Cowpea is regenerated by seeds and is largely self pollinating but up to 2% outcrossing has been reported (Ng and Hughes 1998; Fatokun and Ng 2007).

Cowpea at flowering. (photo: Jean Hanson/ILRI)

Choice of environment and planting season

Climatic conditions

Planting season

Preparation for regeneration

When to regenerate


Field selection and preparation

Method of regeneration

Spacing at planting. (photo: Jean Hanson/ILRI)


Planting layout, density and distance (see photo)

Sowing method

Isolation method

Pollination cages for geneflow control. (photo: IITA genebank)


Crop management

Weed management



Common pests and diseases

Contact plant health experts to identify the symptoms of the likely pests and diseases and the appropriate control measures. The following eight insect-transmitted viruses are reported to be seed-borne in cowpea (Ng and Hughes 1998):

Major pests attacking cowpea are flower thrips (Megalurothrips sjostedti), legume pod borer (Maruca vitrata) and a number of pod sucking insects.

Pest and disease control


Mature pods, ready for harvesting. (photo: Jean Hanson/ILRI)


Post-harvest management

Seed processing

Monitoring accession identity

Keep an original seed sample in a small plastic bag in a dry environment at 15°C. Whenever the accession is regenerated, you can match the newly harvested seed to the seed sample.
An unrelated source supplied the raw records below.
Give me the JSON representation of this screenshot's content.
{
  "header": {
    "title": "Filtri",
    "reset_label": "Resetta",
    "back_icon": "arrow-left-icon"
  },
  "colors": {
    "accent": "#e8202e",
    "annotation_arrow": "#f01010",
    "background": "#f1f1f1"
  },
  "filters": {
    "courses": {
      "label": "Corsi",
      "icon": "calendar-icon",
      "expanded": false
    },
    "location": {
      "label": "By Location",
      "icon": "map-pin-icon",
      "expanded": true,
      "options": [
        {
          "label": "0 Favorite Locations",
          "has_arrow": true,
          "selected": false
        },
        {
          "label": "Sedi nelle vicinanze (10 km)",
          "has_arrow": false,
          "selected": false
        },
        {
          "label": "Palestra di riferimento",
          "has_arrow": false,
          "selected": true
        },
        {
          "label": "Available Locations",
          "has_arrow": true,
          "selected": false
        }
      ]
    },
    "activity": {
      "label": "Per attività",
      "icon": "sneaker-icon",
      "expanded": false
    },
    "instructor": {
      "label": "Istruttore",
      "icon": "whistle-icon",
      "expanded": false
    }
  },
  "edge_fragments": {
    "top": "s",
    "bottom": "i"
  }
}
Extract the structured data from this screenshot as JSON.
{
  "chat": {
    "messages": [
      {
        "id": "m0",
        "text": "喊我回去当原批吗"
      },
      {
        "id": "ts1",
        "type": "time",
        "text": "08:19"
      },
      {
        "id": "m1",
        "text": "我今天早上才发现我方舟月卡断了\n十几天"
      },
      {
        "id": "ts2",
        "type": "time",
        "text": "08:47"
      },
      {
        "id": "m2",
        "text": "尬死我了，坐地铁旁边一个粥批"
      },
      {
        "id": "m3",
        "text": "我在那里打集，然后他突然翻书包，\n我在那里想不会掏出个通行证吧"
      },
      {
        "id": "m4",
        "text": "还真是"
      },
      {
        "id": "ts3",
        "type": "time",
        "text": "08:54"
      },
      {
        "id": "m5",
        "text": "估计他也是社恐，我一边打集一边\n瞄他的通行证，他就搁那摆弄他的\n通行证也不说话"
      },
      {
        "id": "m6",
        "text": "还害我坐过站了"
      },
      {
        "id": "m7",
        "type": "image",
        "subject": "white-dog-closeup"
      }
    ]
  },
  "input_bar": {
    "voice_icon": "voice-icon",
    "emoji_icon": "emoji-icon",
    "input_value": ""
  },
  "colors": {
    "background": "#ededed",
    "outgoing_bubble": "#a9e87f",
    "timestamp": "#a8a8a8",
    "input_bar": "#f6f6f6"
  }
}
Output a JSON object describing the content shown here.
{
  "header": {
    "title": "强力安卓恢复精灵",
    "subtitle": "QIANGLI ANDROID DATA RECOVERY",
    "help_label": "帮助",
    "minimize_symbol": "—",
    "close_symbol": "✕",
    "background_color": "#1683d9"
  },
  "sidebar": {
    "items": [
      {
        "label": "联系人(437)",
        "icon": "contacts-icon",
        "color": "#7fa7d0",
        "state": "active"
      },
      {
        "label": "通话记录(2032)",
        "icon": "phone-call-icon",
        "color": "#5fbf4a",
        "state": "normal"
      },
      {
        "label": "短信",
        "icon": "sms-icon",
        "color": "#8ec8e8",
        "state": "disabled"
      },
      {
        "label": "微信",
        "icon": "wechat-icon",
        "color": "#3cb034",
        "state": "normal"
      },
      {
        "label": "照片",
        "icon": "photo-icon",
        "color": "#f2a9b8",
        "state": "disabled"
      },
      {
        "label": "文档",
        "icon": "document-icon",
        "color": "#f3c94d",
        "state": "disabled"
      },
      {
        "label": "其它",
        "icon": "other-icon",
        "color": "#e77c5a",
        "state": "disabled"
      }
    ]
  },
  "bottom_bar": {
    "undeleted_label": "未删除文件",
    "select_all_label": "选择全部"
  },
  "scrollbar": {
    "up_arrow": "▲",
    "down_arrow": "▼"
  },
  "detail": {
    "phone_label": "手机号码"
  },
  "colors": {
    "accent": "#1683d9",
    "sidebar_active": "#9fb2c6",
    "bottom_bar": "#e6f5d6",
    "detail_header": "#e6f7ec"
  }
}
Confirm the regenerated seed accessions by comparing them with the following traits in the original characterization data:

Documentation of information during regeneration

The following information should be collected during regeneration:

References and further reading

Bioversity International, NBPGR, IITA. 2010. Key access and utilization descriptors for cowpea genetic resources. Bioversity International, Rome, Italy; National Bureau of Plant Genetic Resources, India; International Institute of Tropical Agriculture, Nigeria. Available here.

Davis DW, Oelke EA, Oplinger ES, Doll JD, Hanson CV, Putnam DH. 1992. Cowpea. Alternative field crop manual. University of Wisconsin, University of Minnesota. Available from: Date accessed: 12 March 2008.

Fatokun CA, Ng Q. 2007. Outcrossing in cowpea. Journal of Food, Agriculture and Environment 5:334–338.

Ng NQ, Hughes Jd’A. 1998. Theoretical and practical considerations in the regeneration of cowpea germplasm at IITA. In: Engels JMM and Ramanatha RR, editors. Regeneration of seed crops and their wild relatives. Proceedings of a consultation meeting, 4–7 December 1995, ICRISAT, Hyderabad, India. IPGRI, Rome, Italy. pp 76–80. Available here.

Vencovsky R, Crossa J. 1999. Variance effective population size under mixed self and random mating with applications to genetic conservation of species. Crop Science 39:1282–1294.


These guidelines have been peer reviewed by Jean Hanson, International Livestock Research Institute (ILRI), Ethiopia, and Remy Pasquet, International Centre of Insect Physiology and Ecology (ICIPE/IRD), Kenya.

The Genebanks

The 11 CGIAR genebanks currently conserve 730,000 of cereals and grain legumes, forage crops, tree species, root and tuber crops, bananas and crop wild relatives.